*** RECORDED INFORMATION Section Begins ***

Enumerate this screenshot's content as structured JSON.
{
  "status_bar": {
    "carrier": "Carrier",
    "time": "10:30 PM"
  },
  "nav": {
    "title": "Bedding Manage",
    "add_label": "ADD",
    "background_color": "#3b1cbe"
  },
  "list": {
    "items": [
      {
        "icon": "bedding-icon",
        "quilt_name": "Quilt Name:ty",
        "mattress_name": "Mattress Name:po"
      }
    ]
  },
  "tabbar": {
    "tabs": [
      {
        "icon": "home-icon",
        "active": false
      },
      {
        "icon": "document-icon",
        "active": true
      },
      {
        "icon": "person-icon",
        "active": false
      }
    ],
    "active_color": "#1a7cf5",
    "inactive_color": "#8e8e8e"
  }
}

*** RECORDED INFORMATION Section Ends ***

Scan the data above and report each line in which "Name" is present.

        "quilt_name": "Quilt Name:ty",
        "mattress_name": "Mattress Name:po"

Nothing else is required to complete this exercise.